Today, James P. Steyer released the following statement in response to the Ed Week report released this morning about the lack of digital infrastructure in many rural American communities and the negative impact that has on students in those communities keeping pace in the ever evolving digital world.
"The Ed Week report shines an important light on the reality that many rural communities lack the digital infrastructure to keep pace in the ever evolving digital world and that students within these communities are paying the price."
"In today’s 24/7 digital economy, access to affordable broadband for every classroom and home in America is a necessity, not an option. In fact, high-speed Internet at school and at home is one key element in helping to ensure that all kids can thrive, in school and in life. We have an increasing number of tools and resources available to help level the digital playing field, so that kids in rural America and kids in poor urban communities are not being left behind in their education and economic opportunities simply because they didn't have access to broadband that so many of their peers have."
Common Sense has a long history of advocacy for access to broadband to under-served schools and homes, including:
- Common Sense has worked closely with the bipartisan Leading Education by Advancing Digital (LEAD) Commission to create a path toward digital learning in the United States. As a first step, we have supported modernizing the Federal Communication Commission's E-Rate program to bring high-speed broadband into all our schools, especially those serving low-income children and children of color, to reduce the digital divide, and to ensure that students develop the skills necessary to compete in today's tech-savvy global economy.
- Common Sense will work with district, state network administrators to ensure lawmakers are appropriating the state level funding that is necessary to trigger the federal matching grants under the new E-Rate modernization order. Leveraging a network of millions of parents and teachers to educate and influence lawmakers on benefits of providing high speed broadband access to rural communities throughout the country.
- Common Sense has been working for years to expand access to broadband in every classroom, working with partners in the E-Rate field to help modernize E-Rate and most recently working with SETDA to produce a toolkit to help states and school districts better understand and more easily apply for funding under the revised E-Rate program. /kids-action/issues/education-and-technology/e-rate-toolkit. Common Sense is using the toolkit to help key stakeholders in states across the country to finish the job of connecting every classroom.
- Common Sense is deeply engaged in the coalition effort to reform the Lifeline program to help low-income households with school aged kids get affordable broadband at home. /about-us/news/press-releases/common-sense-applauds-fcc-vote-to-begin-steps-to-make-high-speed
- The organization works with nearly 300,000 educators and 100,000 schools throughout the country to distribute digital citizenship learning tools that empower students to think critically, behave safely, and participate responsibly in a digital world, which is requried to receive E-Rate discounts. /educators/erate

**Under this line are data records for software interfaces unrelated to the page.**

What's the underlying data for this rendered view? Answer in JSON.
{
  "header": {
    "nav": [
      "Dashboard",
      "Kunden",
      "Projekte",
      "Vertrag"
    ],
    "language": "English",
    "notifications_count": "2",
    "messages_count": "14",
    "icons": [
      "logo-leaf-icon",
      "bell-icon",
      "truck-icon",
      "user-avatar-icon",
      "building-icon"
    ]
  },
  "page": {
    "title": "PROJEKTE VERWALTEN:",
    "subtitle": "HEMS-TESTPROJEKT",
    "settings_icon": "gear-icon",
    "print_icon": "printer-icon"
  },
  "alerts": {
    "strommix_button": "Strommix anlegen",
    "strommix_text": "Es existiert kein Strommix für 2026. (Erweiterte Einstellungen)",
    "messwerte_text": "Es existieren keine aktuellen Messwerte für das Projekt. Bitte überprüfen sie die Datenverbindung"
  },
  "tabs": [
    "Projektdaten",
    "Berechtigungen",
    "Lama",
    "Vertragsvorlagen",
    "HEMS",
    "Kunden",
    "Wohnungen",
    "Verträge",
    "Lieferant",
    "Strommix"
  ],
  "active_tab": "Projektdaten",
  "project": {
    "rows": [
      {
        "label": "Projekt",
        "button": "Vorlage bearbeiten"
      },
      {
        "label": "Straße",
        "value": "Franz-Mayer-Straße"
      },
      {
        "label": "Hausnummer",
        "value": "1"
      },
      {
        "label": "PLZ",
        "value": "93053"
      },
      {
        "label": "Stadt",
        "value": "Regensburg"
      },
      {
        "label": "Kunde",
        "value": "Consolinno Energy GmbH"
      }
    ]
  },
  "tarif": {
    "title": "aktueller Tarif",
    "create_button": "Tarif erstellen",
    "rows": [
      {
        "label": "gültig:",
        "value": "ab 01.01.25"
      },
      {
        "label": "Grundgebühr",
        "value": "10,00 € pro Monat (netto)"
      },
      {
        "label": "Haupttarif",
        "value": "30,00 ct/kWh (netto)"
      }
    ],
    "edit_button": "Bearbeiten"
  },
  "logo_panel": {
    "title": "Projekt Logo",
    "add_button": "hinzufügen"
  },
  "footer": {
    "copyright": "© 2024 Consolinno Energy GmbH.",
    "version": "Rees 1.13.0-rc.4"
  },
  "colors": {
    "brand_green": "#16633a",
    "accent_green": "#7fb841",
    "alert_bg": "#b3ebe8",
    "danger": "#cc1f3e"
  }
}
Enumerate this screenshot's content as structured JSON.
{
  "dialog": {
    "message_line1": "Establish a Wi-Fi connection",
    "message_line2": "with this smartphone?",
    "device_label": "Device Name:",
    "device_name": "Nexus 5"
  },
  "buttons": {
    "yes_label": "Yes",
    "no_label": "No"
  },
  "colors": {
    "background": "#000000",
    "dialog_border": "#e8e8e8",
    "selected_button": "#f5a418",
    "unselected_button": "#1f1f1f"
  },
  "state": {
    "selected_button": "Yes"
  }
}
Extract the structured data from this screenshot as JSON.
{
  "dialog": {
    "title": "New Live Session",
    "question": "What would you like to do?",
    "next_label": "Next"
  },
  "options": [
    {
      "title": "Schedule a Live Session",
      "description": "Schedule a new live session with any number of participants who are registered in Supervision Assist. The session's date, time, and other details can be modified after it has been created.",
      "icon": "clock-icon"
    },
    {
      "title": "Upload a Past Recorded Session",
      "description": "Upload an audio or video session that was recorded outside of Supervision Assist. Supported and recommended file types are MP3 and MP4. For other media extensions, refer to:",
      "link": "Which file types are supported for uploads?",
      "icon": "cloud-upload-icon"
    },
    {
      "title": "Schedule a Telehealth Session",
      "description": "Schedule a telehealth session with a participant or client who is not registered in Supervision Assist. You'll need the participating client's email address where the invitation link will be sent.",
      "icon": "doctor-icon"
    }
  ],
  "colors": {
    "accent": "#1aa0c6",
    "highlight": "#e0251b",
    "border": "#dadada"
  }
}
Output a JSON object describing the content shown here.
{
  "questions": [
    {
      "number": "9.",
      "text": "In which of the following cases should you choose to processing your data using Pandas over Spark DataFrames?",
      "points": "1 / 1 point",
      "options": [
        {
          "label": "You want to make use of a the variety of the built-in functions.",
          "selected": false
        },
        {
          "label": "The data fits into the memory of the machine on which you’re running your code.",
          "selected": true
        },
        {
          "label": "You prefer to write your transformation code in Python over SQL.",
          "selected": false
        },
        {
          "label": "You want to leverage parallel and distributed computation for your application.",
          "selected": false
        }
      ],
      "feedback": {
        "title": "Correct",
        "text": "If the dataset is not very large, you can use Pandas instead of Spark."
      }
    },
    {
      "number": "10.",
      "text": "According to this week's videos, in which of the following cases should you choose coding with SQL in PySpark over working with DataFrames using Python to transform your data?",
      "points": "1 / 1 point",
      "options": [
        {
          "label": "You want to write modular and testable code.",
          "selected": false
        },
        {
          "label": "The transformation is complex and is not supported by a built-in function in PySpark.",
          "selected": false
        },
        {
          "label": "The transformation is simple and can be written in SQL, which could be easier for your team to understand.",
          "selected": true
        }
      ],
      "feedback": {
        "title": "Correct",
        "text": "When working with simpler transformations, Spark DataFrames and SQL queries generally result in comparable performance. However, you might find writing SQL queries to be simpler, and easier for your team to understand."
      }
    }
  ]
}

- Common Sense produced a policy brief on why broadband access to not an option but a necessity in today's 24/7 digital age, for better education, jobs, and health care. /sites/default/files/uploads/kids_action/benefits_of_broadband_expansion_to_americas_economy_education_and_health-cska-2015.pd